Over the past several weeks, as Republicans in the House of Representatives have developed their proposed legislation to make changes to the Affordable Care Act, much of the attention has been on the opposition to the bill from some of the chamber’s conservative members. As the bill moves closer to a scheduled vote in the House on March 23—and, if passed, heads from there to the Senate—a different group of members is also proving important to the bill’s fate: Republicans in the House with concerns about the legislation’s effects on their constituents. Paul Kane of the Washington Post recently called them the “sleeping giants of the Obamacare debate,” while Vox’s Andrew Prokop dubbed them (along with a set of potential allies in the Senate) the “Coverage Caucus.”
To understand why the Coverage Caucus is proving important to the bill’s ultimate prospects, it’s helpful to think about two ways that what happens in Congress can affect members’ electoral chances: by impacting the representative’s individual reputation and by shaping the party’s collective brand. The former can be informed by a wide range of factors, including one’s voting record, the ability to bring federal dollars to one’s district, and the provision of constituency service. The party’s shared reputation, meanwhile, is influenced not only by what it can produce in the way of legislation, but also by the degree to which it can draw clear distinctions from its partisan opponents. In addition, when a party controls both chambers of Congress and the White House, it bears particular responsibility for delivering legislative accomplishments and thus will prioritize getting things done.
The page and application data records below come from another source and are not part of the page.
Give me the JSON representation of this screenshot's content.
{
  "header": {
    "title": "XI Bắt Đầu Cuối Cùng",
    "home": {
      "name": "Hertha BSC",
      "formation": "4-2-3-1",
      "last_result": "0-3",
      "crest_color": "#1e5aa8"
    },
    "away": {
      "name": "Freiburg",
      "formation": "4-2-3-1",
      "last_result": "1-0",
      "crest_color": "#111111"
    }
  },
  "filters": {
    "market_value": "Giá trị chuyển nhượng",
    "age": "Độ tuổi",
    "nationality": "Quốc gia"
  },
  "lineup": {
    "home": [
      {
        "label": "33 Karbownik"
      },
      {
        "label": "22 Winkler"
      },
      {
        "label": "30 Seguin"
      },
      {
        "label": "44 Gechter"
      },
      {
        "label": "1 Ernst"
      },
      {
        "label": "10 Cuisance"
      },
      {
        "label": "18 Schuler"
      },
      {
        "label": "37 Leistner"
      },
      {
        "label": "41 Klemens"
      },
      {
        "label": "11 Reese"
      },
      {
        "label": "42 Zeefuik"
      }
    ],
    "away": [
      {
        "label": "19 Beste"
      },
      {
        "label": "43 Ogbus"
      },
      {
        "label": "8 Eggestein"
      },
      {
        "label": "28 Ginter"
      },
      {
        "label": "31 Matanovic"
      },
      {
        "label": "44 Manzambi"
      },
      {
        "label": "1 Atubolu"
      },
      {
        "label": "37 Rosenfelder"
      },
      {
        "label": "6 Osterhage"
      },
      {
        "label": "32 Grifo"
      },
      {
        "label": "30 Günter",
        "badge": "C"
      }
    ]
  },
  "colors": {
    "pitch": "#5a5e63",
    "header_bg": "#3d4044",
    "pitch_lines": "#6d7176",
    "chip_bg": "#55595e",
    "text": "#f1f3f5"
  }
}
In the contemporary Congress, for most members, actions that help their personal reputations and those that build the party brand are one and the same. This is in large part because congressional districts now are generally what Laurel Harbridge Yong describes as “well-sorted,” where a majority of voters support a given party, align themselves ideologically with that party, and support that party’s candidates for federal office. As a result, legislators do not often find themselves making trade-offs between what’s good for the party with what’s good for their constituents.
Just because this kind of cross-pressuring is relatively uncommon, however, doesn’t mean it never occurs and that it doesn’t matter when it does happen. The figure below illustrates which members might feel these kind of forces on the AHCA. It plots an estimate of the number of non-elderly adults who would lose coverage in each district as a result of the AHCA (from David Cutler and Emily Gee and published by the Center for American Progress) against the share of the two-party vote received by each House Republican in 2016 (courtesy of David Wasserman and colleagues at the Cook Political Report). (Note: Florida, North Carolina, and Virginia are excluded from the analysis because of data availability.) Red circles are districts that voted for Trump and blue squares are districts that voted for Clinton.
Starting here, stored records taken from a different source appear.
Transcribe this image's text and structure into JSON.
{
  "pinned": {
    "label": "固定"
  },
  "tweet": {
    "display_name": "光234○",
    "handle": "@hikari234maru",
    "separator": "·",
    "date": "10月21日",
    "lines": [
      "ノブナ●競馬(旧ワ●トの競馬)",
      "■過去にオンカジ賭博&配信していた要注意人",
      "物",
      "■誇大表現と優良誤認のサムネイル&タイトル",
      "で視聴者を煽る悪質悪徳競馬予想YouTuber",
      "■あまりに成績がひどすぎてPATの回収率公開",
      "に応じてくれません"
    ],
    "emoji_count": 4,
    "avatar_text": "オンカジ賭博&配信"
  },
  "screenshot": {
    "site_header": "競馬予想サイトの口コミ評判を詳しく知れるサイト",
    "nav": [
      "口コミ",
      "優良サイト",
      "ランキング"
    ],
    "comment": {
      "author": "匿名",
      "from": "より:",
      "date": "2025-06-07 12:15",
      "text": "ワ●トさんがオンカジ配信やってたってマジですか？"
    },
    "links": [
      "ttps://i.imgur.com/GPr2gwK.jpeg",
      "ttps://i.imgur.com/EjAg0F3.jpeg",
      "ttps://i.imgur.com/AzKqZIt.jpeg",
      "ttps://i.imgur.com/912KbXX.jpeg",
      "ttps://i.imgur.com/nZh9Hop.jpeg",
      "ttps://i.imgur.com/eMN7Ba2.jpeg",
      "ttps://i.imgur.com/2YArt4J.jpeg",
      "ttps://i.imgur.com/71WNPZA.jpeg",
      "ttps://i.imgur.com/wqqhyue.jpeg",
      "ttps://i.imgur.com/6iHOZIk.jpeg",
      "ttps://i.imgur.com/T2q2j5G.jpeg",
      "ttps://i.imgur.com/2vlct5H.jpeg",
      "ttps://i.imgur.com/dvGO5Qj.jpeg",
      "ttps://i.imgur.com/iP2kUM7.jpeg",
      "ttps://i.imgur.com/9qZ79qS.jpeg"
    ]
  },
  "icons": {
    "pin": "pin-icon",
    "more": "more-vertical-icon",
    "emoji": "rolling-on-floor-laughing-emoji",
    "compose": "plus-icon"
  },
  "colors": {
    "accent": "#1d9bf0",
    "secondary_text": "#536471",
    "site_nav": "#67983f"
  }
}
One group of members who may face trade-offs with their votes are the 17 members from districts with expected coverage losses above the average for Republican districts (roughly 51,000) who either won their election with less than 60 percent of the vote in 2016 and/or saw Clinton win a majority of the presidential votes in their district. A second and perhaps more interesting group are New York’s Republican representatives, denoted as green triangles. Of the 20 Republican districts predicted to experience the most coverage losses in CAP’s analysis, four are in New York; the state’s other five are all also above the average for GOP seats. These acute constituency pressures may help explain why the House leadership added a Medicaid change specifically targeted at upstate New York to the bill; the provision could lead to reduction in voters’ property tax rates. With that language included, these cross-pressured members may be able to claim credit for something that helps their constituents, even if other parts of the bill ultimately make them worse off.
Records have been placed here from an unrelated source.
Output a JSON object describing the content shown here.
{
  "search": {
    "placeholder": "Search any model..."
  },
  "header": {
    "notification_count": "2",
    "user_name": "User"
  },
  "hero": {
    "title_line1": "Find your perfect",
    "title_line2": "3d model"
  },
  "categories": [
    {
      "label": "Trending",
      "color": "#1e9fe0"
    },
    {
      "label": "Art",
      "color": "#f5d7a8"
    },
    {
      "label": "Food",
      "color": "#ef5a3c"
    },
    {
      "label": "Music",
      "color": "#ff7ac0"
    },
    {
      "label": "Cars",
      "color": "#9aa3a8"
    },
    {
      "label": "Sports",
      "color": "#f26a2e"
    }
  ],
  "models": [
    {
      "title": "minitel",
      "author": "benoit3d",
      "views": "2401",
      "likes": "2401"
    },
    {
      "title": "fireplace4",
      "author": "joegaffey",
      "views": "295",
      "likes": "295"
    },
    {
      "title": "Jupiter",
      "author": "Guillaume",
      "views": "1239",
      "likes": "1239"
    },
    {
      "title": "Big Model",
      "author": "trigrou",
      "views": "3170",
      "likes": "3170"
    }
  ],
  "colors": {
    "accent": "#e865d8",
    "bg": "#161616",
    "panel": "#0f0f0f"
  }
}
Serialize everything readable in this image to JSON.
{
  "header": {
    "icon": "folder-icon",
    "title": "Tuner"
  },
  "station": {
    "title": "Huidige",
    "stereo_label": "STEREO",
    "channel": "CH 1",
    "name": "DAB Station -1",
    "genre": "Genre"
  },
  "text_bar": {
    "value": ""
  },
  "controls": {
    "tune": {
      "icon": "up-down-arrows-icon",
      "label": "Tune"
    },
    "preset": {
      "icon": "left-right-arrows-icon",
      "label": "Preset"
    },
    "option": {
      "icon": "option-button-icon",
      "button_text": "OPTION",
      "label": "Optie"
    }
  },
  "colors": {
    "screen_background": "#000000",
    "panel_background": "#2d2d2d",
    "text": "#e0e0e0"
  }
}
As I wrote before Trump’s address to Congress in February, political science research has found that the ability of the president to persuade members of Congress to do things they might otherwise avoid depends, in part, on his approval rating. Trump’s overall approval numbers remain low, so appeals to the president’s popularity may do little to assuage the concerns of legislators like the 23 Republicans who represent districts that voted for Hillary Clinton. (The fact that Trump remains popular among Republican identifiers, meanwhile, may be part of what helps bring some reluctant conservatives on board with the bill.)
In the end, many potential Coverage Caucus members may vote for the AHCA; in addition to the New Yorkers targeted by the state-specific Medicaid provision, several other moderates announced their support after changes to the bill in the form of a manager’s amendment were released. Alternatively, if a sufficient number of the bill’s conservative critics are ultimately persuaded to vote for the bill, the Coverage Caucus’s objections may not matter for the measure’s ultimate prospects. Given the skepticism of some similarly situated Senate colleagues, however, constituency-based concerns from members may continue to play a significant role in the legislation’s ultimate fate.